[Interface dataset entries]

######

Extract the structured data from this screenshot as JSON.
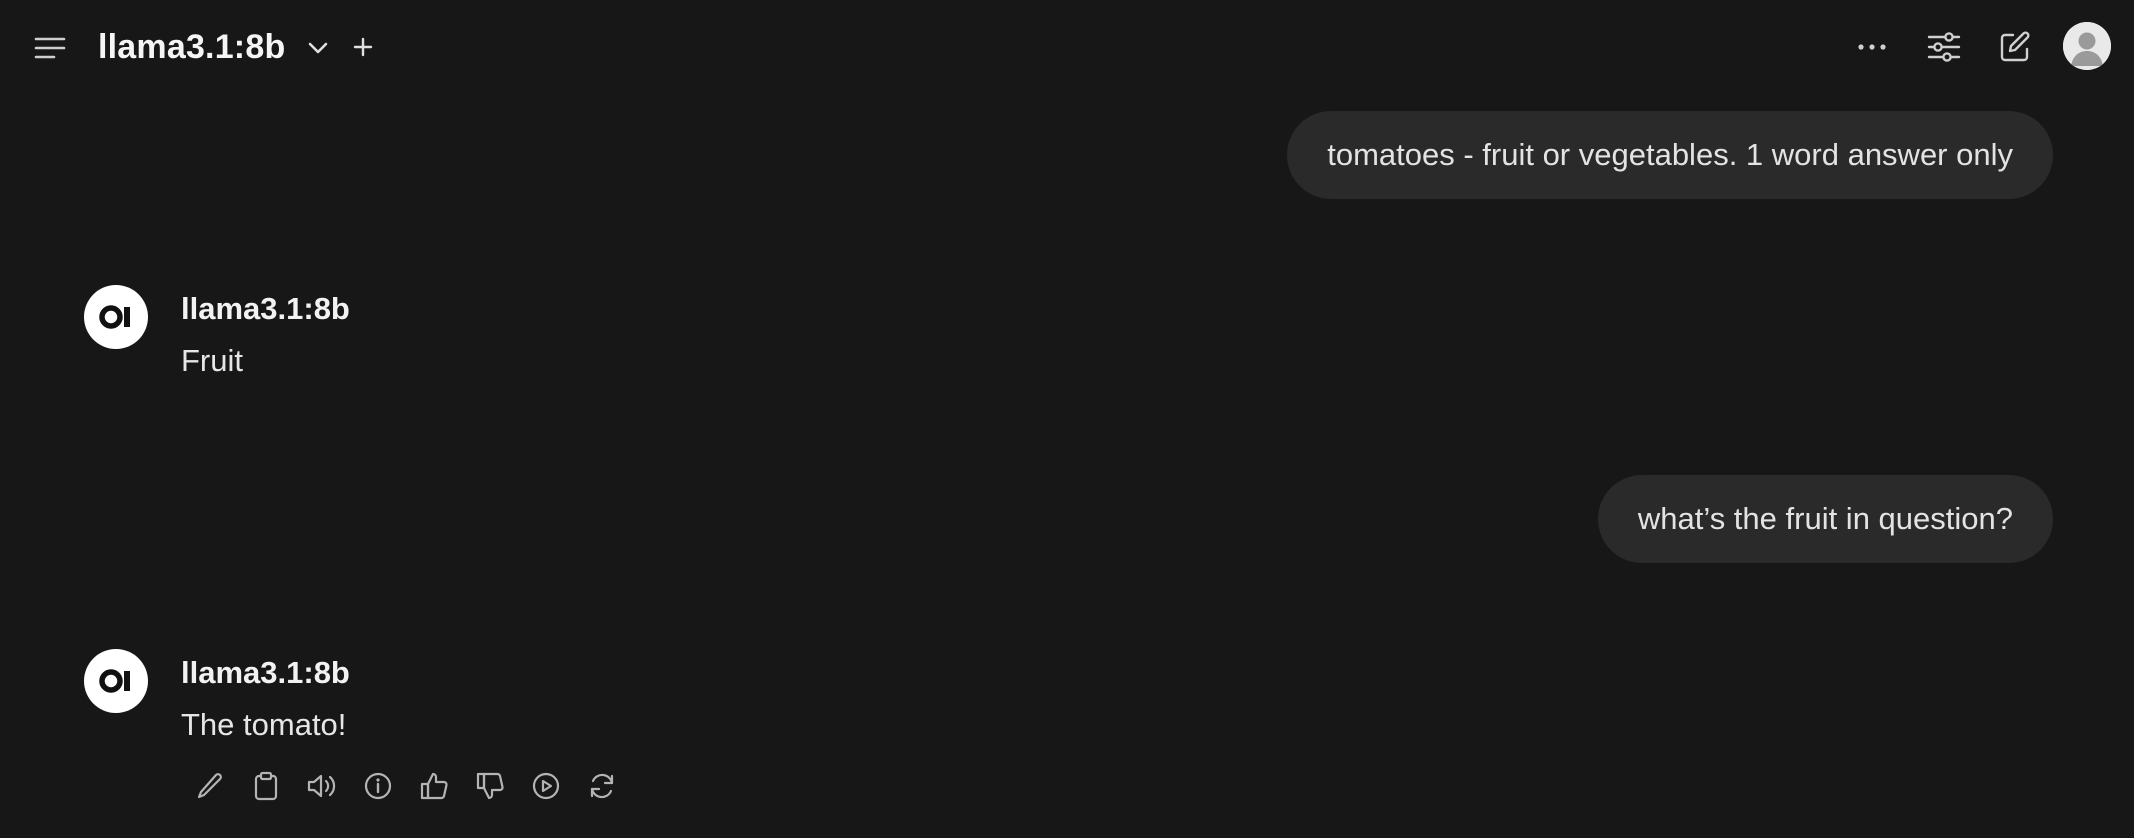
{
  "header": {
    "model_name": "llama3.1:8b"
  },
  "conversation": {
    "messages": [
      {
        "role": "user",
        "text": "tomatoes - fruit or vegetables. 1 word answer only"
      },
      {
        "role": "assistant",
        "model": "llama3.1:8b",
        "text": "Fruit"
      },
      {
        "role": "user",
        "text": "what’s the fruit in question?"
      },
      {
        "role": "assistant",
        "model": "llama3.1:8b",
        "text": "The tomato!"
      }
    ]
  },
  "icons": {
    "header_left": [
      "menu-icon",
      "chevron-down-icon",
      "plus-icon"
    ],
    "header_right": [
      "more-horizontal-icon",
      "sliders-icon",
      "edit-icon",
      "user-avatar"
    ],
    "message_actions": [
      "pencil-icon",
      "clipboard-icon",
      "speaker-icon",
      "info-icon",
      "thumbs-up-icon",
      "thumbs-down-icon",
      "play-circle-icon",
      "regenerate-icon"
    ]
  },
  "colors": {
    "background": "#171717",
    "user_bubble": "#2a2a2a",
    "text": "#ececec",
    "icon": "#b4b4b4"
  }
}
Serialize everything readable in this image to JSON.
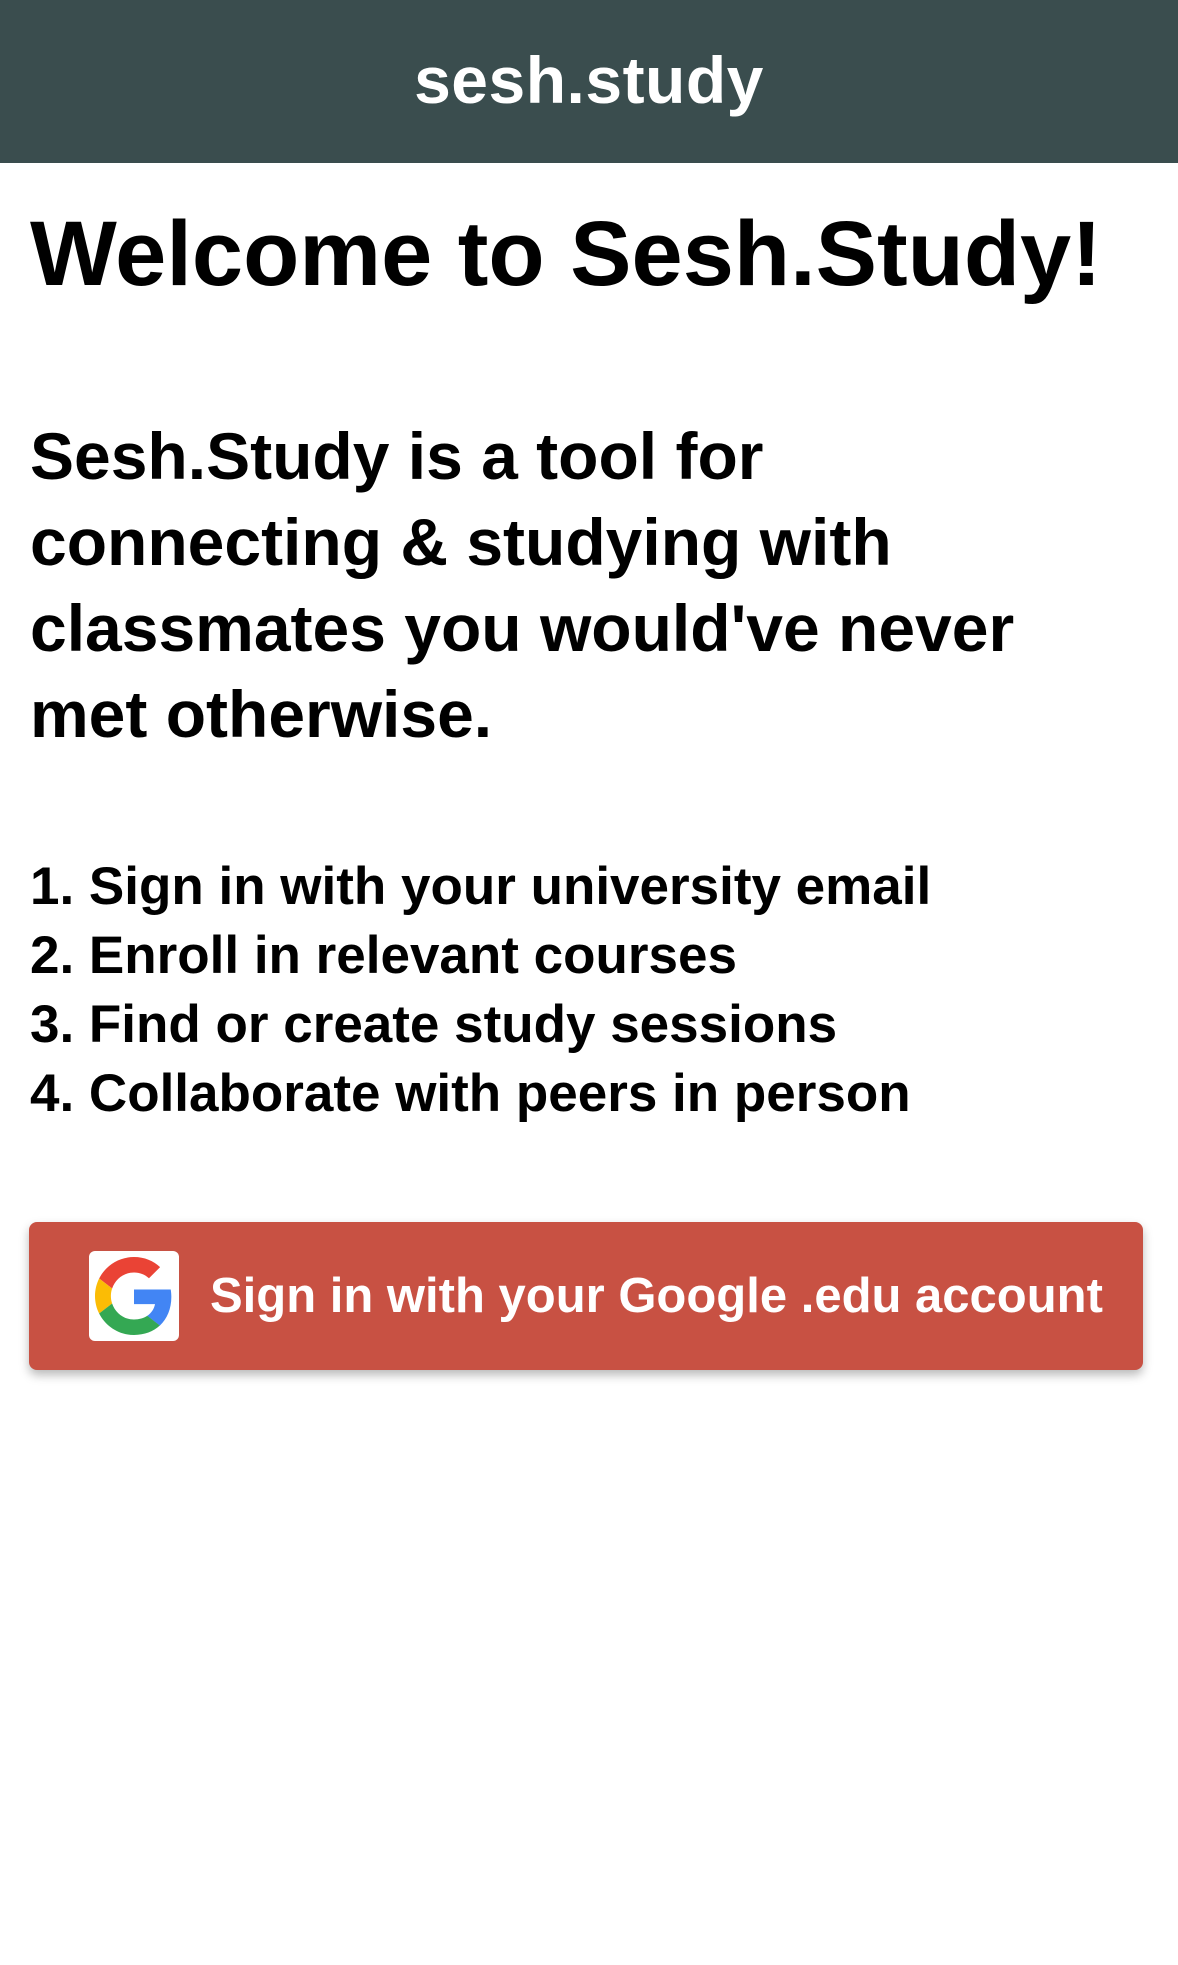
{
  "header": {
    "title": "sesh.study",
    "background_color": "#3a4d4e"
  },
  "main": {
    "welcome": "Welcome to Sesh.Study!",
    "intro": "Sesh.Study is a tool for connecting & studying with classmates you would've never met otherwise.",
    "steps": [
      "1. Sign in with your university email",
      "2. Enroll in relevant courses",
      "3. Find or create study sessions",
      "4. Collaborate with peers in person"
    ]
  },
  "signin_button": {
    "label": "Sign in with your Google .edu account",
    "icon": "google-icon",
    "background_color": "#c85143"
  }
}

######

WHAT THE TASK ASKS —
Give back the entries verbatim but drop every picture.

THE COMPLETED TASK —
Extract the structured data from this screenshot as JSON.
{
  "header": {
    "model_name": "llama3.1:8b"
  },
  "conversation": {
    "messages": [
      {
        "role": "user",
        "text": "tomatoes - fruit or vegetables. 1 word answer only"
      },
      {
        "role": "assistant",
        "model": "llama3.1:8b",
        "text": "Fruit"
      },
      {
        "role": "user",
        "text": "what’s the fruit in question?"
      },
      {
        "role": "assistant",
        "model": "llama3.1:8b",
        "text": "The tomato!"
      }
    ]
  },
  "icons": {
    "header_left": [
      "menu-icon",
      "chevron-down-icon",
      "plus-icon"
    ],
    "header_right": [
      "more-horizontal-icon",
      "sliders-icon",
      "edit-icon",
      "user-avatar"
    ],
    "message_actions": [
      "pencil-icon",
      "clipboard-icon",
      "speaker-icon",
      "info-icon",
      "thumbs-up-icon",
      "thumbs-down-icon",
      "play-circle-icon",
      "regenerate-icon"
    ]
  },
  "colors": {
    "background": "#171717",
    "user_bubble": "#2a2a2a",
    "text": "#ececec",
    "icon": "#b4b4b4"
  }
}
Serialize everything readable in this image to JSON.
{
  "header": {
    "title": "sesh.study",
    "background_color": "#3a4d4e"
  },
  "main": {
    "welcome": "Welcome to Sesh.Study!",
    "intro": "Sesh.Study is a tool for connecting & studying with classmates you would've never met otherwise.",
    "steps": [
      "1. Sign in with your university email",
      "2. Enroll in relevant courses",
      "3. Find or create study sessions",
      "4. Collaborate with peers in person"
    ]
  },
  "signin_button": {
    "label": "Sign in with your Google .edu account",
    "icon": "google-icon",
    "background_color": "#c85143"
  }
}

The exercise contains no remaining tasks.